--- Exercise goal ---
Omit the images, then repeat the listing exactly.

----

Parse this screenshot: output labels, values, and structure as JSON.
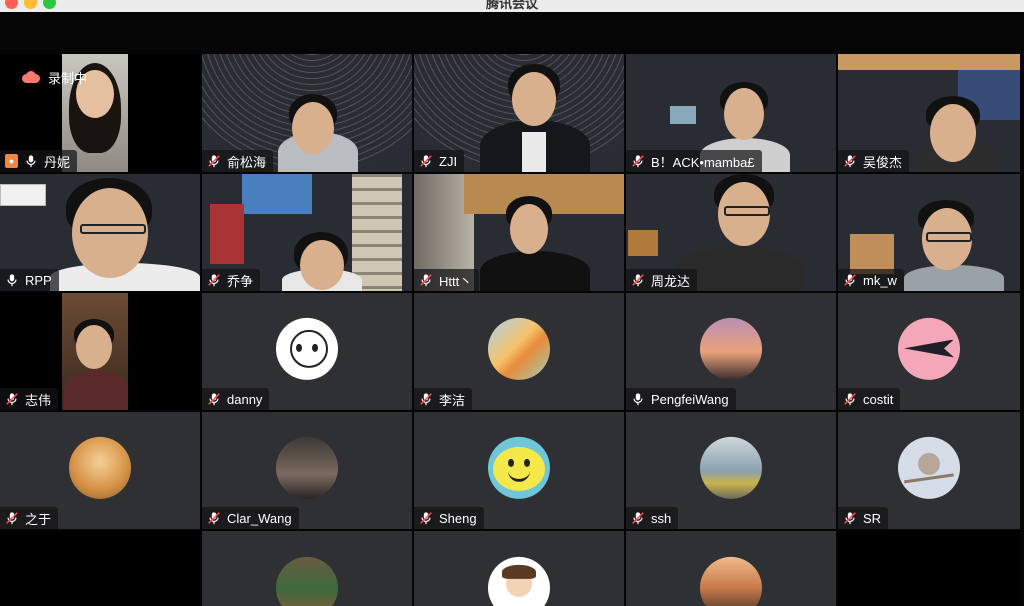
{
  "window": {
    "title": "腾讯会议"
  },
  "recording": {
    "label": "录制中"
  },
  "participants": [
    {
      "name": "丹妮",
      "mic": "on",
      "video": true
    },
    {
      "name": "俞松海",
      "mic": "muted",
      "video": true
    },
    {
      "name": "ZJI",
      "mic": "muted",
      "video": true
    },
    {
      "name": "B！ACK•mamba£",
      "mic": "muted",
      "video": true
    },
    {
      "name": "吴俊杰",
      "mic": "muted",
      "video": true
    },
    {
      "name": "RPP",
      "mic": "on",
      "video": true
    },
    {
      "name": "乔争",
      "mic": "muted",
      "video": true
    },
    {
      "name": "Httt丶",
      "mic": "muted",
      "video": true
    },
    {
      "name": "周龙达",
      "mic": "muted",
      "video": true
    },
    {
      "name": "mk_w",
      "mic": "muted",
      "video": true
    },
    {
      "name": "志伟",
      "mic": "muted",
      "video": true
    },
    {
      "name": "danny",
      "mic": "muted",
      "video": false
    },
    {
      "name": "李洁",
      "mic": "muted",
      "video": false
    },
    {
      "name": "PengfeiWang",
      "mic": "on",
      "video": false
    },
    {
      "name": "costit",
      "mic": "muted",
      "video": false
    },
    {
      "name": "之于",
      "mic": "muted",
      "video": false
    },
    {
      "name": "Clar_Wang",
      "mic": "muted",
      "video": false
    },
    {
      "name": "Sheng",
      "mic": "muted",
      "video": false
    },
    {
      "name": "ssh",
      "mic": "muted",
      "video": false
    },
    {
      "name": "SR",
      "mic": "muted",
      "video": false
    }
  ]
}
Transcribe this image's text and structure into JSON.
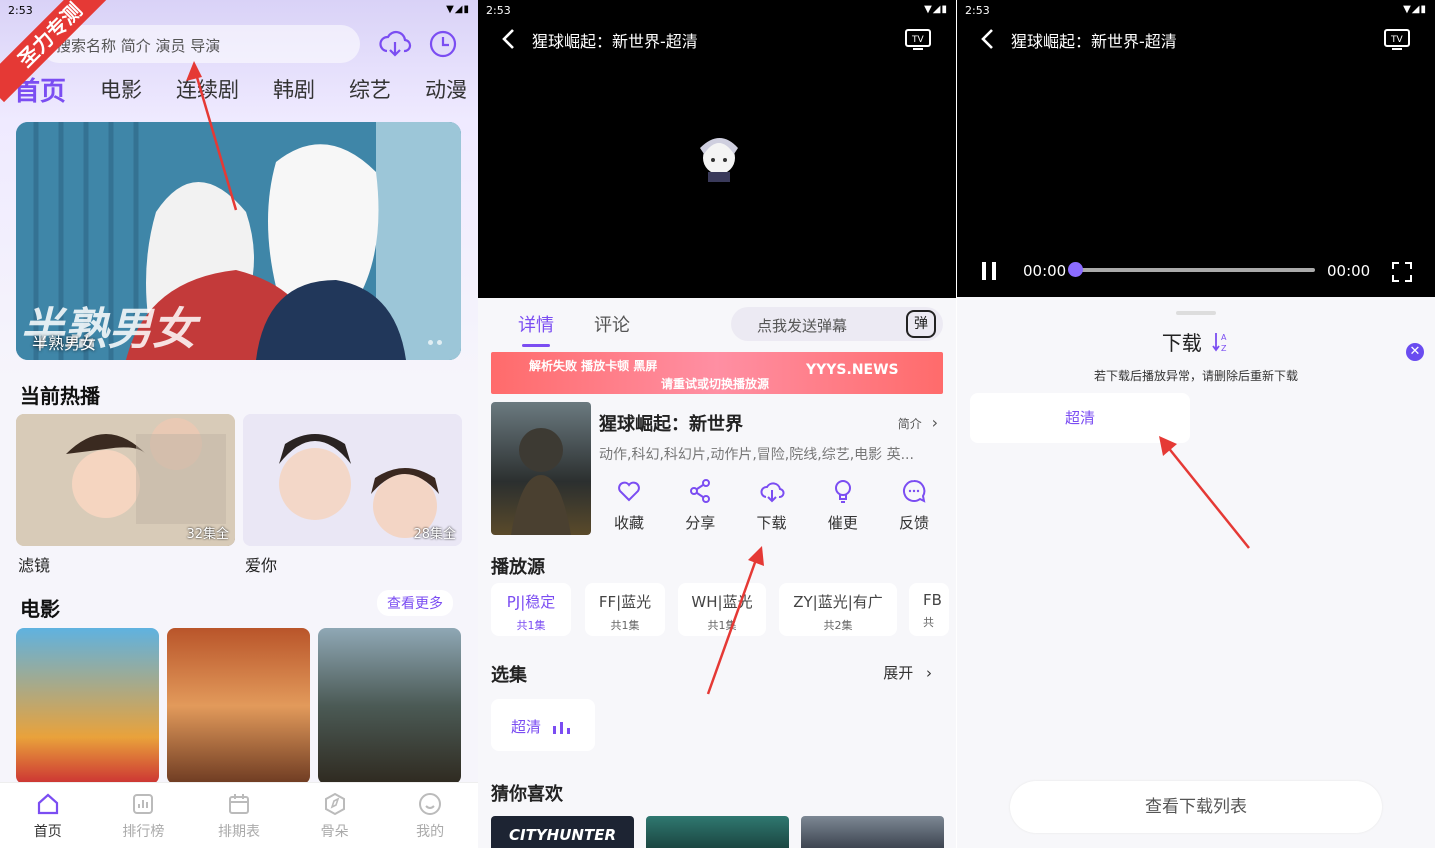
{
  "left": {
    "status_time": "2:53",
    "ribbon": "圣力专测",
    "search_placeholder": "搜索名称 简介 演员 导演",
    "categories": [
      "首页",
      "电影",
      "连续剧",
      "韩剧",
      "综艺",
      "动漫"
    ],
    "hero_title": "半熟男女",
    "hot_title": "当前热播",
    "hot": [
      {
        "title": "滤镜",
        "badge": "32集全"
      },
      {
        "title": "爱你",
        "badge": "28集全"
      }
    ],
    "movies_title": "电影",
    "more_label": "查看更多",
    "tabs": [
      "首页",
      "排行榜",
      "排期表",
      "骨朵",
      "我的"
    ]
  },
  "mid": {
    "status_time": "2:53",
    "video_title": "猩球崛起：新世界-超清",
    "tabs": [
      "详情",
      "评论"
    ],
    "danmu_placeholder": "点我发送弹幕",
    "danmu_icon": "弹",
    "ad_line1": "解析失败  播放卡顿  黑屏",
    "ad_line2": "请重试或切换播放源",
    "ad_watermark": "YYYS.NEWS",
    "movie_title": "猩球崛起：新世界",
    "intro_label": "简介",
    "genres": "动作,科幻,科幻片,动作片,冒险,院线,综艺,电影 英...",
    "actions": [
      "收藏",
      "分享",
      "下载",
      "催更",
      "反馈"
    ],
    "sources_title": "播放源",
    "sources": [
      {
        "name": "PJ|稳定",
        "count": "共1集"
      },
      {
        "name": "FF|蓝光",
        "count": "共1集"
      },
      {
        "name": "WH|蓝光",
        "count": "共1集"
      },
      {
        "name": "ZY|蓝光|有广",
        "count": "共2集"
      },
      {
        "name": "FB",
        "count": "共"
      }
    ],
    "episodes_title": "选集",
    "expand_label": "展开",
    "episode": "超清",
    "guess_title": "猜你喜欢",
    "guess_first": "CITYHUNTER"
  },
  "right": {
    "status_time": "2:53",
    "video_title": "猩球崛起：新世界-超清",
    "time_start": "00:00",
    "time_end": "00:00",
    "progress": 0,
    "download_title": "下载",
    "download_note": "若下载后播放异常，请删除后重新下载",
    "quality": "超清",
    "list_button": "查看下载列表"
  },
  "colors": {
    "accent": "#7b4df2",
    "ribbon": "#e53935",
    "arrow": "#e53935"
  }
}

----

--- Exercise response ---
Parse this screenshot: output labels, values, and structure as JSON.
{
  "window": {
    "title": "腾讯会议"
  },
  "recording": {
    "label": "录制中"
  },
  "participants": [
    {
      "name": "丹妮",
      "mic": "on",
      "video": true
    },
    {
      "name": "俞松海",
      "mic": "muted",
      "video": true
    },
    {
      "name": "ZJI",
      "mic": "muted",
      "video": true
    },
    {
      "name": "B！ACK•mamba£",
      "mic": "muted",
      "video": true
    },
    {
      "name": "吴俊杰",
      "mic": "muted",
      "video": true
    },
    {
      "name": "RPP",
      "mic": "on",
      "video": true
    },
    {
      "name": "乔争",
      "mic": "muted",
      "video": true
    },
    {
      "name": "Httt丶",
      "mic": "muted",
      "video": true
    },
    {
      "name": "周龙达",
      "mic": "muted",
      "video": true
    },
    {
      "name": "mk_w",
      "mic": "muted",
      "video": true
    },
    {
      "name": "志伟",
      "mic": "muted",
      "video": true
    },
    {
      "name": "danny",
      "mic": "muted",
      "video": false
    },
    {
      "name": "李洁",
      "mic": "muted",
      "video": false
    },
    {
      "name": "PengfeiWang",
      "mic": "on",
      "video": false
    },
    {
      "name": "costit",
      "mic": "muted",
      "video": false
    },
    {
      "name": "之于",
      "mic": "muted",
      "video": false
    },
    {
      "name": "Clar_Wang",
      "mic": "muted",
      "video": false
    },
    {
      "name": "Sheng",
      "mic": "muted",
      "video": false
    },
    {
      "name": "ssh",
      "mic": "muted",
      "video": false
    },
    {
      "name": "SR",
      "mic": "muted",
      "video": false
    }
  ]
}
Transcribe this image's text and structure into JSON.
{
  "left": {
    "status_time": "2:53",
    "ribbon": "圣力专测",
    "search_placeholder": "搜索名称 简介 演员 导演",
    "categories": [
      "首页",
      "电影",
      "连续剧",
      "韩剧",
      "综艺",
      "动漫"
    ],
    "hero_title": "半熟男女",
    "hot_title": "当前热播",
    "hot": [
      {
        "title": "滤镜",
        "badge": "32集全"
      },
      {
        "title": "爱你",
        "badge": "28集全"
      }
    ],
    "movies_title": "电影",
    "more_label": "查看更多",
    "tabs": [
      "首页",
      "排行榜",
      "排期表",
      "骨朵",
      "我的"
    ]
  },
  "mid": {
    "status_time": "2:53",
    "video_title": "猩球崛起：新世界-超清",
    "tabs": [
      "详情",
      "评论"
    ],
    "danmu_placeholder": "点我发送弹幕",
    "danmu_icon": "弹",
    "ad_line1": "解析失败  播放卡顿  黑屏",
    "ad_line2": "请重试或切换播放源",
    "ad_watermark": "YYYS.NEWS",
    "movie_title": "猩球崛起：新世界",
    "intro_label": "简介",
    "genres": "动作,科幻,科幻片,动作片,冒险,院线,综艺,电影 英...",
    "actions": [
      "收藏",
      "分享",
      "下载",
      "催更",
      "反馈"
    ],
    "sources_title": "播放源",
    "sources": [
      {
        "name": "PJ|稳定",
        "count": "共1集"
      },
      {
        "name": "FF|蓝光",
        "count": "共1集"
      },
      {
        "name": "WH|蓝光",
        "count": "共1集"
      },
      {
        "name": "ZY|蓝光|有广",
        "count": "共2集"
      },
      {
        "name": "FB",
        "count": "共"
      }
    ],
    "episodes_title": "选集",
    "expand_label": "展开",
    "episode": "超清",
    "guess_title": "猜你喜欢",
    "guess_first": "CITYHUNTER"
  },
  "right": {
    "status_time": "2:53",
    "video_title": "猩球崛起：新世界-超清",
    "time_start": "00:00",
    "time_end": "00:00",
    "progress": 0,
    "download_title": "下载",
    "download_note": "若下载后播放异常，请删除后重新下载",
    "quality": "超清",
    "list_button": "查看下载列表"
  },
  "colors": {
    "accent": "#7b4df2",
    "ribbon": "#e53935",
    "arrow": "#e53935"
  }
}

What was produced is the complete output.